The year ended as it began, even with the traditional flood of holiday targeted advertisers. Better Help, the online mental health service provider, remained podcasting’s biggest advertiser during December. Despite trimming its budget by five percent from a month earlier, Magellan AI estimates it spent more than $8.2 million, making it the largest advertiser for a 16th consecutive month. Better Help bought ads on 764 shows, with the biggest share going to podcasts in the catchall Society & Culture genre.
Looking to capitalize on holiday gift-giving, Amazon raised its spending nine percent month-to-month to an estimated $3.5 million on 988 podcasts. That was on top of a 77% jump for its ad budget in November. The increase pushed Amazon up to second place in December as SimpliSafe slid back to third place as it cut is spending 22% compared to a month earlier. Express VPN increased its spend by 18% to $3 million, rising to fourth. While HelloFresh cut its ad budget by five percent to $2.3 million but rose to fifth place.
A new addition to Magellan’s top ten was Meta – the former Facebook – which finished at No. 6 with $2.1 million in advertising. Meta spent its ad dollars on 729 podcasts, most of which were in the Society & Culture category.
Magellan says NBCUniversal was once again the brand that turned up on the biggest number of podcasts last month. Its estimated $1.9 million in ad spending was spread across 1,153 different shows – compared to 1,012 different podcasts used a month earlier. Comedy series continued to be where most of NBCUniversal’s ad dollars went.
Overall, Magellan estimates the top 15 podcast advertisers spent a combined $35.05 million in December. That compares to the $40.59 million that the top 15 advertisers spent in the medium in November, or a 14% decrease month-to-month.
Magellan’s list of movers and shakers – the brands that increased their podcast spending during the month – was led in December by Candy Crush Saga, which spent $992,000 last month on podcasts after spending nothing a month earlier.
But a more interesting entry comes at No. 2 where Pfizer-BioNTech appears. It spent $722,000 on podcast ads last month after the FDA granted full approval of their coronavirus vaccine. With that approval, Pfizer-BioNTech gained the ability to advertise the vaccine. Magellan says Pfizer promoted their drugs Eucrisa and Ibrance in 2021 but Magellan AI first detected Comirnaty and the joint Pfizer-BioNTech branded ads last month. The brand awareness ads were most concentrated in the sports genre and can be heard on Irish Breakdown and Jim Cornette’s Drive Through.
The fast-food chain KFC also delivered a 427% increase in its podcast spending last month after it rolled out a new order-ahead service in an effort to decrease the time consumers typically spend waiting in a drive-thru line. Magellan says in its monthly update that it first detected the brand in October 2018 but their investment in the channel has remained low in the years since. Prior to last month – when it spent $145,000 on podcast ads – KFC’s spend was highest in March 2021 when they promoted a new chicken sandwich. Last month Magellan said KFC’s brand awareness ads were most highly concentrated in the TV & Film genre. The ads averaged :38 and were split between pre- and mid-roll ads.

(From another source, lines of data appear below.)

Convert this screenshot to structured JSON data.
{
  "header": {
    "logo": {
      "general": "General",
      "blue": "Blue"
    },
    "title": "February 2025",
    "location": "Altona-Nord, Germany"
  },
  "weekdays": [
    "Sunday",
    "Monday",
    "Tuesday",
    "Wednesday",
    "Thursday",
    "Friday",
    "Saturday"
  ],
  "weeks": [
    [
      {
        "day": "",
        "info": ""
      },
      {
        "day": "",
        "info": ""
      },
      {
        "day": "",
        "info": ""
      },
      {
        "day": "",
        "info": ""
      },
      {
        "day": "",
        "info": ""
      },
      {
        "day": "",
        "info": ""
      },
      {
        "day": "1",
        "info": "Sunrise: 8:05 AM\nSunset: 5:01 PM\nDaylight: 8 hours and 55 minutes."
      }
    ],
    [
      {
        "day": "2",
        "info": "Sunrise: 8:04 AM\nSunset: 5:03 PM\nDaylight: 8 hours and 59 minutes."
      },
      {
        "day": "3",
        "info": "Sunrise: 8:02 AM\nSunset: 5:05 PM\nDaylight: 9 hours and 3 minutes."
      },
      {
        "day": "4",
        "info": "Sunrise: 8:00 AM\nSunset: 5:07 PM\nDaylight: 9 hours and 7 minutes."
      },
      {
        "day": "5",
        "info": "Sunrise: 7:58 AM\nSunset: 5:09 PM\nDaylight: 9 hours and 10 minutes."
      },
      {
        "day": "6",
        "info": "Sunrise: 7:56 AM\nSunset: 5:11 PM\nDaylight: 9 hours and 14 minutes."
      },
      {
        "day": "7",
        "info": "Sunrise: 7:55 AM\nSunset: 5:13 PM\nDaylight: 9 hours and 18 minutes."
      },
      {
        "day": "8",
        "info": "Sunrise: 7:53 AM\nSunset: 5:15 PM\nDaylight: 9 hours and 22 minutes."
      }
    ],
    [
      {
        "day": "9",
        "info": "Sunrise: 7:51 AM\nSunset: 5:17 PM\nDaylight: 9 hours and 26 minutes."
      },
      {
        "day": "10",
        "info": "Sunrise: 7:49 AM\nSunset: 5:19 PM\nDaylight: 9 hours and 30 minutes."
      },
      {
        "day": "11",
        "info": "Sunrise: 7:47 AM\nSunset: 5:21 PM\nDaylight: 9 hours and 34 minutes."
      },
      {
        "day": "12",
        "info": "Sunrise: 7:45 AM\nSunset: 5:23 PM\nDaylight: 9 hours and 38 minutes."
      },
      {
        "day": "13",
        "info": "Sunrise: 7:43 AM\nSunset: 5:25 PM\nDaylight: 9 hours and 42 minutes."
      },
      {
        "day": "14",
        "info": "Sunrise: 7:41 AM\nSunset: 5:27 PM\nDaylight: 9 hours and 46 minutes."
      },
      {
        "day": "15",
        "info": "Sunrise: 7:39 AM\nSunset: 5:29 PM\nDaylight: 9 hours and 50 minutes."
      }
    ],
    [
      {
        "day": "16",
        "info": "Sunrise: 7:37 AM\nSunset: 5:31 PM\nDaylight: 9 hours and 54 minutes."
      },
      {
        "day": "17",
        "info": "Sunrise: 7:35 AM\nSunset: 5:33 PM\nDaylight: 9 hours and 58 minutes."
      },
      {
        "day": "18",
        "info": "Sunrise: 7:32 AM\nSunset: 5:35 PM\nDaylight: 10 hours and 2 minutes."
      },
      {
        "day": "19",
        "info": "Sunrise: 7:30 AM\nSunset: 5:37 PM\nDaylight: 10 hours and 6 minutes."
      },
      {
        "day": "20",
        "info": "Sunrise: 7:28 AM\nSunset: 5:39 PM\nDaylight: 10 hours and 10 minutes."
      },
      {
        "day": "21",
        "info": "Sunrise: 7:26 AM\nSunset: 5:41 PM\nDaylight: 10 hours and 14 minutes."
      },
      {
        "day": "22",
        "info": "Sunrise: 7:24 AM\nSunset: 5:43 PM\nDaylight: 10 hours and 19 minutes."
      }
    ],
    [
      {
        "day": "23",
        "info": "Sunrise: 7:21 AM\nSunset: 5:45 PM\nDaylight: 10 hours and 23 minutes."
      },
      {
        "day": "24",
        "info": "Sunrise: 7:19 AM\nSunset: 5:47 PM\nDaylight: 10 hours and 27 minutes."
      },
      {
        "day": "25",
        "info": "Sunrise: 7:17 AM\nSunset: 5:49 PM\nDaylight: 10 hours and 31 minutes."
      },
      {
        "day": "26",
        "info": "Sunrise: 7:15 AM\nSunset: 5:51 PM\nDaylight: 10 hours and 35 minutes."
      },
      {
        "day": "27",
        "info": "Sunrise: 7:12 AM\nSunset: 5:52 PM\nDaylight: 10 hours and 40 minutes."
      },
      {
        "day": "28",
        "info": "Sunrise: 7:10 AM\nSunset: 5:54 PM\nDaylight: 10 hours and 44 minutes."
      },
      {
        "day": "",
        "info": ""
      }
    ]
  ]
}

The end of the year also brought a rise in spending from GiveWell, the nonprofit that assesses and recommends charities. It had a 1,213% increase in spend between November and December in 2021. But more importantly, Magellan points out that its investment last month was nearly four-times higher than a year ago. The ads were most detected in the News, Business, Society & Culture genres. The direct-response ads featured a call to action to have donations matched by entering the podcast name at the time of donation.
Magellan analyzes podcast advertising data from the top 3,000 podcasts in the U.S., as ranked by Apple Podcasts. Magellan’s proprietary model is used to estimate advertising spend. It includes factors such as the number of ads and variation in ad load detected for a given episode, number of downloads for each episode, and estimated CPMs as reported in select media kits and estimated based on popularity.